    We are participating in one of ESA's scientific parbolic flight campaigns and I therefore had the chance to get some insight about the costs involved. The participation fee alone is about 60.000 Euros and more than twice the costs we had for building the experiments. For this we get 90 parabolas with 20 seconds of microgravity for experimenting.

    Assuming that the cost structure for NASA's campaign participants is similar, NASA's offer to let these teams participate for free seems to be quite generous. Is there anyone here with more details?

  • Is this real new? (Score:3, Informative)

    by cashman73 ( 855518 ) on Saturday January 31, 2009 @10:21AM (#26676653) Journal
    I'm pretty sure that the late CMU CS Professor, Randy Pausch [], talked about doing one of these proposals in the vomit comet during this last lecture,...
  • I want to see what happens if Chuck Norris roundhouse-kicks the flight from the inside. In theory it should propel the aircraft away from Chuck, but since he is inside the aircraft it will hit him in the back of the head.
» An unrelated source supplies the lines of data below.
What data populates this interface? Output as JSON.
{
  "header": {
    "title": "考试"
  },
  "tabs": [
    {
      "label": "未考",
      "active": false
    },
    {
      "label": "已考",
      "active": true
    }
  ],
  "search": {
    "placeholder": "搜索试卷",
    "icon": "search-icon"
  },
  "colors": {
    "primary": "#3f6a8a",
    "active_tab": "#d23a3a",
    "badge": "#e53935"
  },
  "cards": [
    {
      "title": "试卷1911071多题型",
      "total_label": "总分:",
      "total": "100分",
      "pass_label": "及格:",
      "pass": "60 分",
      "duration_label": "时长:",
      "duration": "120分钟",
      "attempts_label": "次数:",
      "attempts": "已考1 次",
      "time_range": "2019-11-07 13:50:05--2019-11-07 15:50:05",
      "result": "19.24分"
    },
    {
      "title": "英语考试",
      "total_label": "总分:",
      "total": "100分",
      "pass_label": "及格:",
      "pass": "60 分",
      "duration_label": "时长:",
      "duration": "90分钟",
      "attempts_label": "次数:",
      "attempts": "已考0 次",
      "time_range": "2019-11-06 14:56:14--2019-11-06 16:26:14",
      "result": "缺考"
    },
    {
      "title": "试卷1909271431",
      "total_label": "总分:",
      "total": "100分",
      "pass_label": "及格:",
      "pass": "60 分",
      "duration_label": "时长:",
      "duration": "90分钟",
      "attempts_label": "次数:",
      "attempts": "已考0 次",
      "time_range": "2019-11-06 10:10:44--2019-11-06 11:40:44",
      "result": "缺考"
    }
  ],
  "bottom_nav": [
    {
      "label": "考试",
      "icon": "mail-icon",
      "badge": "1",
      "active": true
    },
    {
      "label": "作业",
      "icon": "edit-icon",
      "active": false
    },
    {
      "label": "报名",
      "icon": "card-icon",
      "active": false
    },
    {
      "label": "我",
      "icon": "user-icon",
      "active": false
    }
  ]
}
Perhaps we can get this whole "unstoppable force meets the immovable object"-discourse put to rest.

    Oh, and it has to be done in microgravity because it'd be intrinsically cooler.
  • by Joebert ( 946227 ) on Saturday January 31, 2009 @10:50AM (#26676753) Homepage
    I can just see it now.

    In front of a NASA officials desk sits a well dressed man smoking a cigar pitching his project to the official who has an uneasy look on his face.

    We hears that you guys here at the NASA have a problem involving the uh, reporduction, in space. Here's what we're gonna do for you.
    As you can see, Debbie and Frank back there ain't wearin much. In fact, all they're wearin is our new uh, prototype. It is this, prototype, that will allow Debbie and Frank back there to, reproduce, in space.
    We have the crew, all of the required equipment, and our own camera men to uh, document, our product and the techniques involved in the products use.
    All we need from you here at the NASA, is the zero gravity.

    Meanwhile a man and a woman are standing in the back of the NASA officials office wearing nothing but leather strap outfits, he has a chain attached to a leather collar on his neck and she is holding the other end.

    Hey Frank, do you think they'll go for it ?

    I sure hope so Deb, it would be the first time I was ever encouraged to get to the money shot as quickly as possible.

"To take a significant step forward, you must make a series of finite improvements." -- Donald J. Atwood, General Motors